*** Opening of EXERCISE DATA ***

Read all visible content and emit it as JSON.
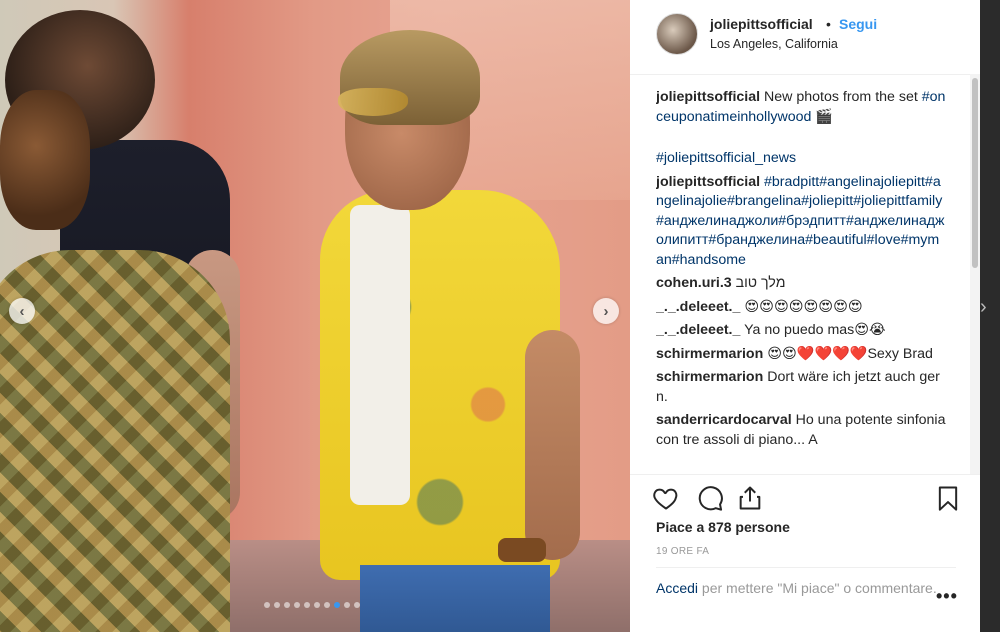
{
  "post": {
    "username": "joliepittsofficial",
    "dot": "•",
    "follow_label": "Segui",
    "location": "Los Angeles, California"
  },
  "photo": {
    "slide_count": 10,
    "active_slide": 8
  },
  "caption": {
    "username": "joliepittsofficial",
    "text": "New photos from the set",
    "hashtag": "#onceuponatimeinhollywood",
    "emoji": "🎬",
    "hashtag2": "#joliepittsofficial_news"
  },
  "tags_comment": {
    "username": "joliepittsofficial",
    "text": "#bradpitt#angelinajoliepitt#angelinajolie#brangelina#joliepitt#joliepittfamily#анджелинаджоли#брэдпитт#анджелинаджолипитт#бранджелина#beautiful#love#myman#handsome"
  },
  "comments": [
    {
      "username": "cohen.uri.3",
      "text": "מלך טוב"
    },
    {
      "username": "_._.deleeet._",
      "text": "😍😍😍😍😍😍😍😍"
    },
    {
      "username": "_._.deleeet._",
      "text": "Ya no puedo mas😍😭"
    },
    {
      "username": "schirmermarion",
      "text": "😍😍❤️❤️❤️❤️Sexy Brad"
    },
    {
      "username": "schirmermarion",
      "text": "Dort wäre ich jetzt auch gern."
    },
    {
      "username": "sanderricardocarval",
      "text": "Ho una potente sinfonia con tre assoli di piano... A"
    }
  ],
  "likes_text": "Piace a 878 persone",
  "time_ago": "19 ORE FA",
  "comment_bar": {
    "login": "Accedi",
    "rest": "per mettere \"Mi piace\" o commentare.",
    "more": "•••"
  },
  "icons": {
    "like": "heart-icon",
    "comment": "speech-bubble-icon",
    "share": "share-icon",
    "save": "bookmark-icon",
    "prev": "chevron-left-icon",
    "next": "chevron-right-icon"
  },
  "colors": {
    "link_blue": "#3897f0",
    "hashtag_navy": "#003569",
    "text": "#262626",
    "muted": "#999999"
  },
  "carousel": {
    "prev": "‹",
    "next": "›"
  }
}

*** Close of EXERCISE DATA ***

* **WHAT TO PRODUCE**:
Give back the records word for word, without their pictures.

* **SOLVED PROBLEM**:
Read all visible content and emit it as JSON.
{
  "post": {
    "username": "joliepittsofficial",
    "dot": "•",
    "follow_label": "Segui",
    "location": "Los Angeles, California"
  },
  "photo": {
    "slide_count": 10,
    "active_slide": 8
  },
  "caption": {
    "username": "joliepittsofficial",
    "text": "New photos from the set",
    "hashtag": "#onceuponatimeinhollywood",
    "emoji": "🎬",
    "hashtag2": "#joliepittsofficial_news"
  },
  "tags_comment": {
    "username": "joliepittsofficial",
    "text": "#bradpitt#angelinajoliepitt#angelinajolie#brangelina#joliepitt#joliepittfamily#анджелинаджоли#брэдпитт#анджелинаджолипитт#бранджелина#beautiful#love#myman#handsome"
  },
  "comments": [
    {
      "username": "cohen.uri.3",
      "text": "מלך טוב"
    },
    {
      "username": "_._.deleeet._",
      "text": "😍😍😍😍😍😍😍😍"
    },
    {
      "username": "_._.deleeet._",
      "text": "Ya no puedo mas😍😭"
    },
    {
      "username": "schirmermarion",
      "text": "😍😍❤️❤️❤️❤️Sexy Brad"
    },
    {
      "username": "schirmermarion",
      "text": "Dort wäre ich jetzt auch gern."
    },
    {
      "username": "sanderricardocarval",
      "text": "Ho una potente sinfonia con tre assoli di piano... A"
    }
  ],
  "likes_text": "Piace a 878 persone",
  "time_ago": "19 ORE FA",
  "comment_bar": {
    "login": "Accedi",
    "rest": "per mettere \"Mi piace\" o commentare.",
    "more": "•••"
  },
  "icons": {
    "like": "heart-icon",
    "comment": "speech-bubble-icon",
    "share": "share-icon",
    "save": "bookmark-icon",
    "prev": "chevron-left-icon",
    "next": "chevron-right-icon"
  },
  "colors": {
    "link_blue": "#3897f0",
    "hashtag_navy": "#003569",
    "text": "#262626",
    "muted": "#999999"
  },
  "carousel": {
    "prev": "‹",
    "next": "›"
  }
}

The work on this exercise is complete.